(Stored data entries)

● ● ● ● ● ● ●

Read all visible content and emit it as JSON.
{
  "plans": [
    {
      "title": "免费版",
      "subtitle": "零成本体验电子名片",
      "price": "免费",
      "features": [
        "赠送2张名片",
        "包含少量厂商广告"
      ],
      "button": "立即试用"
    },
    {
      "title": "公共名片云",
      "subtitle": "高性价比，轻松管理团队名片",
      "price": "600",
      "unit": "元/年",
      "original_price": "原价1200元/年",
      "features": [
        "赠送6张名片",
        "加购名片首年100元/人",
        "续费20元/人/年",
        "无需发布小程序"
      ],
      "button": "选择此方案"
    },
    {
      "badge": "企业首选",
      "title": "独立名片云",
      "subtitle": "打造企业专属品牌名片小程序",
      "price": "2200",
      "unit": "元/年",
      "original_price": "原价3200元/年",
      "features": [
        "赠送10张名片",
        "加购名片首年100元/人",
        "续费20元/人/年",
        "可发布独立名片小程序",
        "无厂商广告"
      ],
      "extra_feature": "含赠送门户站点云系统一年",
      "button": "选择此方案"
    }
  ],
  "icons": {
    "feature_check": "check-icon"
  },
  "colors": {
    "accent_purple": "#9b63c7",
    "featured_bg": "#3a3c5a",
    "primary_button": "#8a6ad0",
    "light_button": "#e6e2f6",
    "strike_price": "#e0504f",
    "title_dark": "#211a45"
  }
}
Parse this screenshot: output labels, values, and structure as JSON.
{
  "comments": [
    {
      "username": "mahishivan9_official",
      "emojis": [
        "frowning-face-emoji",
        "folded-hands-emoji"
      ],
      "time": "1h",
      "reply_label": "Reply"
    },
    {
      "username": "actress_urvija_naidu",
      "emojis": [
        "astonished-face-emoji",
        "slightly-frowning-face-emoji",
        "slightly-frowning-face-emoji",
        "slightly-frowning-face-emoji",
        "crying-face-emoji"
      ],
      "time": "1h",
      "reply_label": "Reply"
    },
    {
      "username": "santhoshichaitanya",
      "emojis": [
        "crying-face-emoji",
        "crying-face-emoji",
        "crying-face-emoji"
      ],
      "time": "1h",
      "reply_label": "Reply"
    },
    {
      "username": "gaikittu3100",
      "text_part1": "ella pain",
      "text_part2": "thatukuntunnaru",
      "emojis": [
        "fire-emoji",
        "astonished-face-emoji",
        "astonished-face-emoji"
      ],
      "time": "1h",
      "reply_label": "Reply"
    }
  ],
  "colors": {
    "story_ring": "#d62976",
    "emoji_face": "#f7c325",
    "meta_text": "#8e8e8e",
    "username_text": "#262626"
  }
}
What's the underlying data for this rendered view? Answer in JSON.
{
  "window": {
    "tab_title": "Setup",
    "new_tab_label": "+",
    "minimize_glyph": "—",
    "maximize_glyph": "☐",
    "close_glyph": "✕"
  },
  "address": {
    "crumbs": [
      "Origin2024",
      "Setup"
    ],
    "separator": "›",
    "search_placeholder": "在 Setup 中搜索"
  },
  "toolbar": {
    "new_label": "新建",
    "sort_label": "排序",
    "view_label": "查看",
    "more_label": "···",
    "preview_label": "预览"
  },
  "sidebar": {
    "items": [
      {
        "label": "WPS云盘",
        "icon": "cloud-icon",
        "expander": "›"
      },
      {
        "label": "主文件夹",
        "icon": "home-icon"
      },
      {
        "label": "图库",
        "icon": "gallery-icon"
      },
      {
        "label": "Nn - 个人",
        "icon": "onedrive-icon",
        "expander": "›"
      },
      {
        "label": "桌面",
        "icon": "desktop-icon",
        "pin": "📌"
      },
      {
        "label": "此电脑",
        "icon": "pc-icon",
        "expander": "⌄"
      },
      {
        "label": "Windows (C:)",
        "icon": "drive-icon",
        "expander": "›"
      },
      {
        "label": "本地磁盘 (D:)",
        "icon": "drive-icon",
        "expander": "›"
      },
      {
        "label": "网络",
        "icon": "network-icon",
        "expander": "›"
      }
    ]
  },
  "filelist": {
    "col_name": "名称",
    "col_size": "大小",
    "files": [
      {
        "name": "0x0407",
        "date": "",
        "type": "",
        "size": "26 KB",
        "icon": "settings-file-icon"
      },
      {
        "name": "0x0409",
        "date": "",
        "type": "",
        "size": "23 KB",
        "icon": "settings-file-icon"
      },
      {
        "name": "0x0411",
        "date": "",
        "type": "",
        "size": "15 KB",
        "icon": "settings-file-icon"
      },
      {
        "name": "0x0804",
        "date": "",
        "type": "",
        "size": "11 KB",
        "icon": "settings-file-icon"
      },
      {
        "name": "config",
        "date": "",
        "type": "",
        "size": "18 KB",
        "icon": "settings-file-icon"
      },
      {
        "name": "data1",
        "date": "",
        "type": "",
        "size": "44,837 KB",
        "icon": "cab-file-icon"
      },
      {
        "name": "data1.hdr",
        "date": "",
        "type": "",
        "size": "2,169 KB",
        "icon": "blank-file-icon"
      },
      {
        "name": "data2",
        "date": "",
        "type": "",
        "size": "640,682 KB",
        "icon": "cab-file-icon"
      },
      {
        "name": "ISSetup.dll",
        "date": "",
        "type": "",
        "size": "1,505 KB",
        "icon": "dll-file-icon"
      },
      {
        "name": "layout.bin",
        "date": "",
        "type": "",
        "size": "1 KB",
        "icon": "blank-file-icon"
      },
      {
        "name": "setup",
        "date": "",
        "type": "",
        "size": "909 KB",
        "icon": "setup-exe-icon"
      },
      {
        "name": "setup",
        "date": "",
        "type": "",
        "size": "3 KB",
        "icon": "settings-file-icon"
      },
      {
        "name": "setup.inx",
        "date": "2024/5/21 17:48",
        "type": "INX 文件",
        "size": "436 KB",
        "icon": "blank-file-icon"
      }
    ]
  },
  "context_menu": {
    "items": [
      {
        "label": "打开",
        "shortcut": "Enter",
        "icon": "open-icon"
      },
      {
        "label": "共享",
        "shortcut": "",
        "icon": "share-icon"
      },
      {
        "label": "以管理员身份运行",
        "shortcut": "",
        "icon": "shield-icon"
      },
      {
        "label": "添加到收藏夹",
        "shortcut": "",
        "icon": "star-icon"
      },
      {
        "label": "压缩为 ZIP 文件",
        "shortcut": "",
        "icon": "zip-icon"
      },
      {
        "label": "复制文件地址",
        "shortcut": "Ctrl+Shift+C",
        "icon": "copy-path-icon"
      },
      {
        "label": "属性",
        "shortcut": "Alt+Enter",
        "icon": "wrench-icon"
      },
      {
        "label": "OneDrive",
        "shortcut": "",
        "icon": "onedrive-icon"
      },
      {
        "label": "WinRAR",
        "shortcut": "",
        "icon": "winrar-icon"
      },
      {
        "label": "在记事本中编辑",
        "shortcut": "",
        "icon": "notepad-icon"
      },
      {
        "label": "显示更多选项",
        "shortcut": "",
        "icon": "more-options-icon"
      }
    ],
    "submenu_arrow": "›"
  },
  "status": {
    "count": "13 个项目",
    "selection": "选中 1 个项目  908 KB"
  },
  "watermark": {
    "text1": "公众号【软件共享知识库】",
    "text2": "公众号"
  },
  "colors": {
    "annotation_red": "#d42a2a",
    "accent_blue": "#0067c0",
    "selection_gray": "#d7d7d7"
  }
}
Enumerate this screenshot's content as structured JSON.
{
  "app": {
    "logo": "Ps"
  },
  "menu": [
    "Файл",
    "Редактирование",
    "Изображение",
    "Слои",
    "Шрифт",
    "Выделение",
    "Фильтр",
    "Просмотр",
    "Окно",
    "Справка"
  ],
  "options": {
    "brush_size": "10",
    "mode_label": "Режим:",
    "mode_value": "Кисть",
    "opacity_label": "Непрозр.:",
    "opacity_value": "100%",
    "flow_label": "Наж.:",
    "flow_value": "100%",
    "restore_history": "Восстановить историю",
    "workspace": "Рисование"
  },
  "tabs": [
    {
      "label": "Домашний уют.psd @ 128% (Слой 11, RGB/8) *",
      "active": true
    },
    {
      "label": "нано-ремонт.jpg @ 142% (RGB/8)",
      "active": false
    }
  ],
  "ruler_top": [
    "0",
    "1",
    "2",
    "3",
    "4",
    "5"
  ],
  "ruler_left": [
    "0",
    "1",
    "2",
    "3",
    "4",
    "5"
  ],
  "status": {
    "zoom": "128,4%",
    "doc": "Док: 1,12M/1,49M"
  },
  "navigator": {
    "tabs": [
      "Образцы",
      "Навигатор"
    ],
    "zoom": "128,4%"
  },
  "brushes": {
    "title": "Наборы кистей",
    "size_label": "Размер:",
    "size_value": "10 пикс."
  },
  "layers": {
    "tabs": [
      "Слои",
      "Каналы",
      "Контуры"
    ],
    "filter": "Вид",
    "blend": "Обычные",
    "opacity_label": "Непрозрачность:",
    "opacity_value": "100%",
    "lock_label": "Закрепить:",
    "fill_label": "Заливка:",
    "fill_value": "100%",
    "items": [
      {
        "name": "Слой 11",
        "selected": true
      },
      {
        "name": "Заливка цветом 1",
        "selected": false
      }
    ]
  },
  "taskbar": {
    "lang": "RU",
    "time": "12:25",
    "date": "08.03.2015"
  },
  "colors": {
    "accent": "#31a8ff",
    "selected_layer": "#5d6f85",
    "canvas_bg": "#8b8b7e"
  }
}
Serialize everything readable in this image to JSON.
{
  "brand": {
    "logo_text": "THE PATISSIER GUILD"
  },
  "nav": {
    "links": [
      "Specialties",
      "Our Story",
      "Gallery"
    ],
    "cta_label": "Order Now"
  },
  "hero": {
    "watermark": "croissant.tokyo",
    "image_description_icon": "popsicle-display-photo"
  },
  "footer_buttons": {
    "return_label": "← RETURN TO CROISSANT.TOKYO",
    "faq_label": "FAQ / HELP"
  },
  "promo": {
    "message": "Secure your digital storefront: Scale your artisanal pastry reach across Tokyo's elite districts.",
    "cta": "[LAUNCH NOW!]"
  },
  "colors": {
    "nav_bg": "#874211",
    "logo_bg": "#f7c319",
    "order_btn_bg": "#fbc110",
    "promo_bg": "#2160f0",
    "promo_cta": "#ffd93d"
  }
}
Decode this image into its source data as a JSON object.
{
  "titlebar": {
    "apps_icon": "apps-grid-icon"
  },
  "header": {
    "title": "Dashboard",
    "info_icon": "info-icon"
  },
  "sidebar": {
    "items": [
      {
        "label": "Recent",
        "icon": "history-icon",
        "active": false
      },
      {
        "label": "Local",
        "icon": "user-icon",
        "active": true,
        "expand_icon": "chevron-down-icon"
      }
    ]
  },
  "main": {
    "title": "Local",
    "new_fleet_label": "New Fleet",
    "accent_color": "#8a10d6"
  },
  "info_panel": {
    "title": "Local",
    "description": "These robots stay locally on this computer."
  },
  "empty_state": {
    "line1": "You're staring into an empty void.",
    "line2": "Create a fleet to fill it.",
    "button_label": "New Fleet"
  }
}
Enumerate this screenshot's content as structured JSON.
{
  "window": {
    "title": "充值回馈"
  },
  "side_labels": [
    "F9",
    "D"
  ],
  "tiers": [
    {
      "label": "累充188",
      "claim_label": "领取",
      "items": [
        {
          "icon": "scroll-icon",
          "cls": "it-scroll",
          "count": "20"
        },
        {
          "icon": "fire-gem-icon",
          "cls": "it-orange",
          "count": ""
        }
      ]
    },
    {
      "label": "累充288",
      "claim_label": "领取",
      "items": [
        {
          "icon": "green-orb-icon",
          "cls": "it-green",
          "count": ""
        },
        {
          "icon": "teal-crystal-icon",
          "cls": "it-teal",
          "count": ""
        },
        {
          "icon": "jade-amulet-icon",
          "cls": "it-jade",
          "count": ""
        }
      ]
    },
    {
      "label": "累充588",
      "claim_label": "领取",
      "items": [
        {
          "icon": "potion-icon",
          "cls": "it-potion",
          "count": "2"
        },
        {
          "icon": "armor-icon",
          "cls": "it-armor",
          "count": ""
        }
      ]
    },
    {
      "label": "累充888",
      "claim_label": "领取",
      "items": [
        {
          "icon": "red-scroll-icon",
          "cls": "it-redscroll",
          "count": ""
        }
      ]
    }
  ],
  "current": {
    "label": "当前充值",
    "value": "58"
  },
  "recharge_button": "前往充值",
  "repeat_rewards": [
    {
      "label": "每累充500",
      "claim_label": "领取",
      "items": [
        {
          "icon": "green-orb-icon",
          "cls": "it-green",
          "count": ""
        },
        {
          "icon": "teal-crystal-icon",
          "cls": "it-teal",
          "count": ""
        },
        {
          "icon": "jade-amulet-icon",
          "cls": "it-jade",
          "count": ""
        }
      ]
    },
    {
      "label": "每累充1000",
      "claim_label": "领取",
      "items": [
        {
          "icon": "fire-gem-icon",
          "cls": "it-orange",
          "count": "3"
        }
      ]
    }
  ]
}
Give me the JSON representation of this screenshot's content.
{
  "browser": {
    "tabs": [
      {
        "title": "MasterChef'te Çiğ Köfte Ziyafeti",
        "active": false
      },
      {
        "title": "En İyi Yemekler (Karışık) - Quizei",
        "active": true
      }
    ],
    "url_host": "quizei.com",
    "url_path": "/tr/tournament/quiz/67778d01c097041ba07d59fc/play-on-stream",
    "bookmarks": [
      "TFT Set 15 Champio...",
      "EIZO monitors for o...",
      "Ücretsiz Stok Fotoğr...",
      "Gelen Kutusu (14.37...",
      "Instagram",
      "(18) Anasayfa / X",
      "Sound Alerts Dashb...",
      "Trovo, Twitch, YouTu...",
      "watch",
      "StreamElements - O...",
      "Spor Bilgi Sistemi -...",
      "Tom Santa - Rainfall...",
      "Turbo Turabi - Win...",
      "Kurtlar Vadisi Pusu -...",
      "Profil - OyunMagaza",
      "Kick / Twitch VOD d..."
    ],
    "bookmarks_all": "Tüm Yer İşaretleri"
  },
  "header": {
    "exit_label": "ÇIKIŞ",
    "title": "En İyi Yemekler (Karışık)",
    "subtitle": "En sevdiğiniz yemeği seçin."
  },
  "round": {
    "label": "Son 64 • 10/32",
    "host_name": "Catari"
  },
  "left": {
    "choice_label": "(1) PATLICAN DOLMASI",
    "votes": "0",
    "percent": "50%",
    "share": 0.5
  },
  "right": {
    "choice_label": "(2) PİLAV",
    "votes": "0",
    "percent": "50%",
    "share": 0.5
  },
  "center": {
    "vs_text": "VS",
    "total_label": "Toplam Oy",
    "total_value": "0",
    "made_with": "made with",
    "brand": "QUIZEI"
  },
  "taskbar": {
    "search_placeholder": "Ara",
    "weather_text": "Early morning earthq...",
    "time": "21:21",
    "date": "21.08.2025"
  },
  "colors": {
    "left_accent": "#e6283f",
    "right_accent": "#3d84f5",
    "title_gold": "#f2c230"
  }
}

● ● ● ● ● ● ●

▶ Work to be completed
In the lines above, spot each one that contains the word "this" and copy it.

▶ Exercise solution
Parse this screenshot: output labels, values, and structure as JSON.
What's the underlying data for this rendered view? Answer in JSON.
Enumerate this screenshot's content as structured JSON.
Serialize everything readable in this image to JSON.
Decode this image into its source data as a JSON object.
    "description": "These robots stay locally on this computer."
Enumerate this screenshot's content as structured JSON.
Give me the JSON representation of this screenshot's content.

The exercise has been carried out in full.